Materials provided:
********

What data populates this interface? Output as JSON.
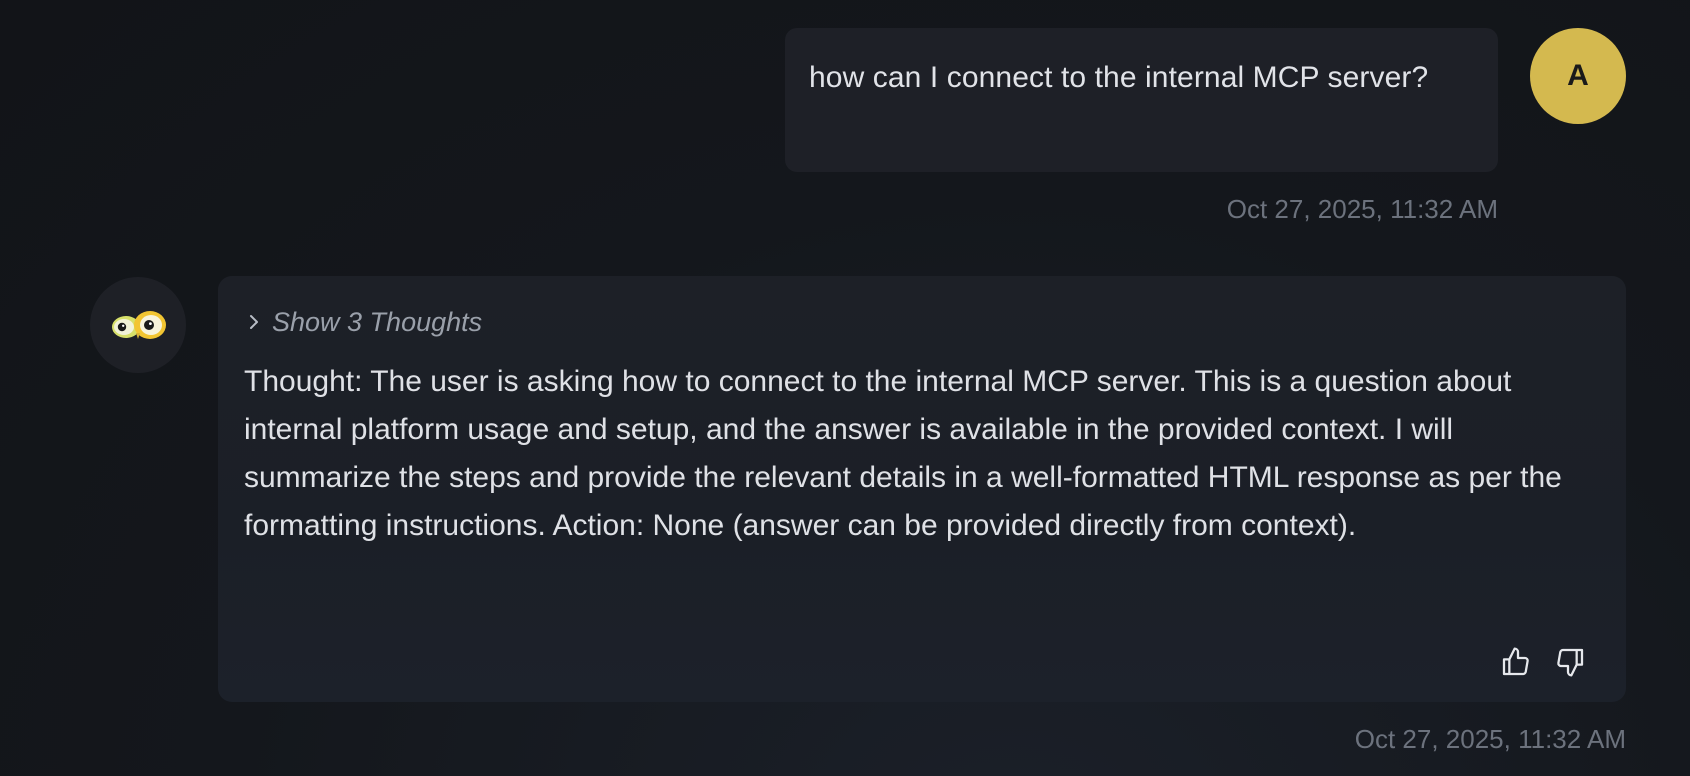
{
  "user_message": {
    "text": "how can I connect to the internal MCP server?",
    "avatar_initial": "A",
    "avatar_color": "#d4b94f",
    "timestamp": "Oct 27, 2025, 11:32 AM"
  },
  "bot_message": {
    "avatar_icon": "owl-eyes-icon",
    "thoughts_toggle_label": "Show 3 Thoughts",
    "text": "Thought: The user is asking how to connect to the internal MCP server. This is a question about internal platform usage and setup, and the answer is available in the provided context. I will summarize the steps and provide the relevant details in a well-formatted HTML response as per the formatting instructions. Action: None (answer can be provided directly from context).",
    "timestamp": "Oct 27, 2025, 11:32 AM",
    "feedback_icons": [
      "thumbs-up-icon",
      "thumbs-down-icon"
    ]
  }
}
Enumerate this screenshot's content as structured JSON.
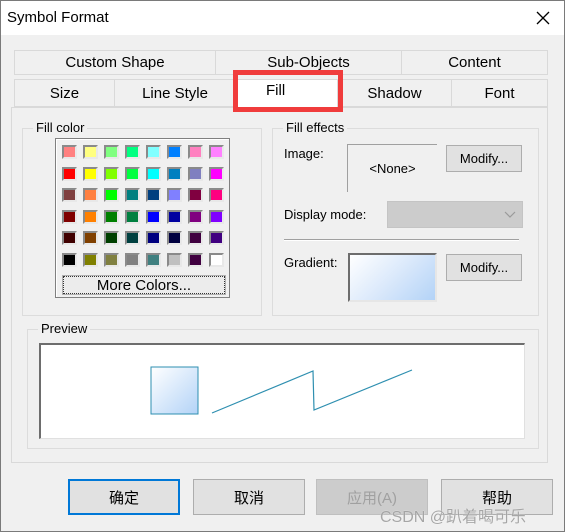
{
  "window": {
    "title": "Symbol Format",
    "close_icon": "close-icon"
  },
  "tabs": {
    "row_top": [
      {
        "label": "Custom Shape"
      },
      {
        "label": "Sub-Objects"
      },
      {
        "label": "Content"
      }
    ],
    "row_bottom": [
      {
        "label": "Size"
      },
      {
        "label": "Line Style"
      },
      {
        "label": "Fill",
        "active": true
      },
      {
        "label": "Shadow"
      },
      {
        "label": "Font"
      }
    ]
  },
  "fill_color": {
    "group_label": "Fill color",
    "swatches": [
      [
        "#ff8080",
        "#ffff80",
        "#80ff80",
        "#00ff80",
        "#80ffff",
        "#0080ff",
        "#ff80c0",
        "#ff80ff"
      ],
      [
        "#ff0000",
        "#ffff00",
        "#80ff00",
        "#00ff40",
        "#00ffff",
        "#0080c0",
        "#8080c0",
        "#ff00ff"
      ],
      [
        "#804040",
        "#ff8040",
        "#00ff00",
        "#008080",
        "#004080",
        "#8080ff",
        "#800040",
        "#ff0080"
      ],
      [
        "#800000",
        "#ff8000",
        "#008000",
        "#008040",
        "#0000ff",
        "#0000a0",
        "#800080",
        "#8000ff"
      ],
      [
        "#400000",
        "#804000",
        "#004000",
        "#004040",
        "#000080",
        "#000040",
        "#400040",
        "#400080"
      ],
      [
        "#000000",
        "#808000",
        "#808040",
        "#808080",
        "#408080",
        "#c0c0c0",
        "#400040",
        "#ffffff"
      ]
    ],
    "more_colors_label": "More Colors..."
  },
  "fill_effects": {
    "group_label": "Fill effects",
    "image_label": "Image:",
    "image_value": "<None>",
    "image_modify_label": "Modify...",
    "display_mode_label": "Display mode:",
    "display_mode_value": "",
    "gradient_label": "Gradient:",
    "gradient_modify_label": "Modify...",
    "gradient_colors": [
      "#ffffff",
      "#b3d3f7"
    ]
  },
  "preview": {
    "group_label": "Preview",
    "shape_fill": [
      "#ffffff",
      "#b3d3f7"
    ],
    "shape_stroke": "#2e8fb0",
    "line_color": "#2e8fb0"
  },
  "buttons": {
    "ok_label": "确定",
    "cancel_label": "取消",
    "apply_label": "应用(A)",
    "help_label": "帮助"
  },
  "watermark": "CSDN @趴着喝可乐"
}
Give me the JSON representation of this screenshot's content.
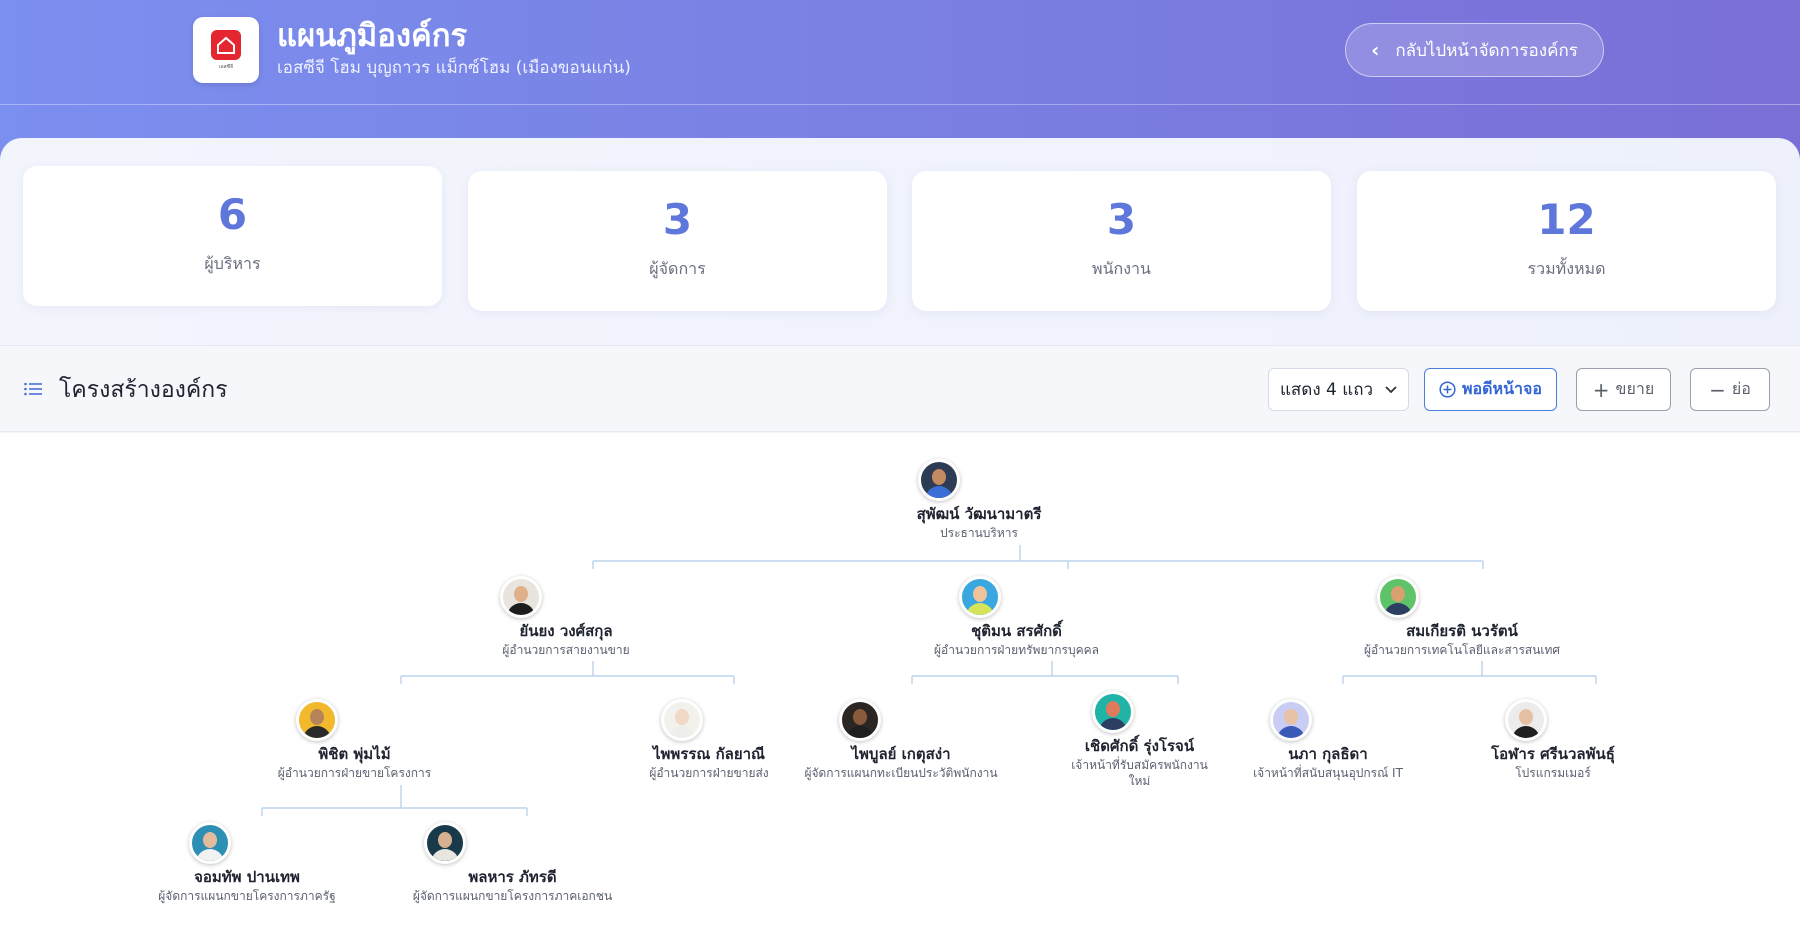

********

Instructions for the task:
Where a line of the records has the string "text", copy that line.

Exercise output:
    "text": "how can I connect to the internal MCP server?",
    "text": "Thought: The user is asking how to connect to the internal MCP server. This is a question about internal platform usage and setup, and the answer is available in the provided context. I will summarize the steps and provide the relevant details in a well-formatted HTML response as per the formatting instructions. Action: None (answer can be provided directly from context).",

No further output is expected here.